Cat's claw chemotypes showed different selectivity against human malignant cells. - GreenMedInfo Summary
Genotoxicity and cytotoxicity of oxindole alkaloids from Uncaria tomentosa (cat's claw): Chemotype relevance.
J Ethnopharmacol. 2016 Aug 2 ;189:90-8. Epub 2016 May 13. PMID: 27180878
ETHNOPHARMACOLOGICAL RELEVANCE: Uncaria tomentosa (Willdenow ex Roemer&Schultes) DC. (Rubiaceae) or cat's claw is a climber vine from the South American rainforest used in folk medicine for cancer treatment. Its antitumor activity has been mostly ascribed to pentacyclic oxindole alkaloids (POA) from stem bark and leaves while the activity of tetracyclic oxindole alkaloids (TOA) remains unknown. In recent times, the occurrence of three chemotypes based on its oxindole alkaloid profile was noticed in U. tomentosa, namely, chemotype I (POA cis D/E ring junction); chemotype II (POA trans D/E ring junction) or chemotype III (TOA). Consequently, the relationship between the chemotype and cytotoxic and genotoxic activities deserves attention.
AIM OF THE STUDY: To evaluate the influence of cat's claw chemotypes on genotoxicity and cytotoxicity against non malignant and malignant human cell line models.
MATERIAL AND METHODS: Four authentic stem bark cat's claw samples (SI-SIV) and two leaf samples (LII and LIII) were analyzed by HPLC-PDA, properly extracted and fractioned by ion-exchange to obtain oxindole alkaloid purified fractions (OAPFs). The freeze-dried fractions were assayed for genotoxicity and cytotoxicity against human leukocytes (non malignant cell line) by the micronuclei frequency method and the alkaline comet DNA assay, and the trypan blue method, respectively. Moreover, the cytotoxicity of each OAPF was evaluated against a human bladder cancer cell line (T24) and human glioblastoma cell line (U-251-MG) by MTT method (malignant cell lines). Additionally, the isomerization of oxindole alkaloids throughout the course of cell incubation was monitored by HPLC-PDA.

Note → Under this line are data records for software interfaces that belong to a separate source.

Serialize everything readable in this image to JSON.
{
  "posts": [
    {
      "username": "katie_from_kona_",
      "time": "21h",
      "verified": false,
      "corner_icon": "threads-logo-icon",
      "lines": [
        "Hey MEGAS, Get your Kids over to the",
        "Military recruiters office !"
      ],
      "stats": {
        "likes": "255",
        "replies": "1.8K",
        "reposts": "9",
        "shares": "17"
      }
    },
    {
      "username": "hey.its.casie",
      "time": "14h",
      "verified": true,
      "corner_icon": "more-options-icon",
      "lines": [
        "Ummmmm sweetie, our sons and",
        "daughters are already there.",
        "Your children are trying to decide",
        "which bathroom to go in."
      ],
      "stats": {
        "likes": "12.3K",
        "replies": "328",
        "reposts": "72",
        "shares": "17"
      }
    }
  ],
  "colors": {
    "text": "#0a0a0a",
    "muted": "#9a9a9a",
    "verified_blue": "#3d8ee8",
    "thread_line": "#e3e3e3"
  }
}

RESULTS: Based on HPLC-PDA analyses, sample SI was characterized as chemotype I, while samples SII and LII were characterized as chemotype II, and samples SIII, SIV and LIII as chemotype III. The chemotypes showed comparable cytotoxic activity toward malignant cell lines (T24 and U-251-MG) unlike human leukocytes (non malignant cell line), where this activity was clearly distinct. Chemotype II (POA trans D/E ring junction) showed a higher selectivity index (SI) against malignant cells (SI=1.11-3.04) than chemotype I (SI=0.10-0.19) and III (SI=0.21-0.57). No important genotoxic potential was found by micronuclei frequency and alkaline comet DNA assays. Despite the isomerization of oxindole alkaloids during the cell incubation, the chemotype of the cat's claw samples remained unchanged.
CONCLUSION: Cat's claw chemotypes showed different selectivity against human malignant cells, so that the correct identification of each chemotype seems to be important to better understand its antitumor potential.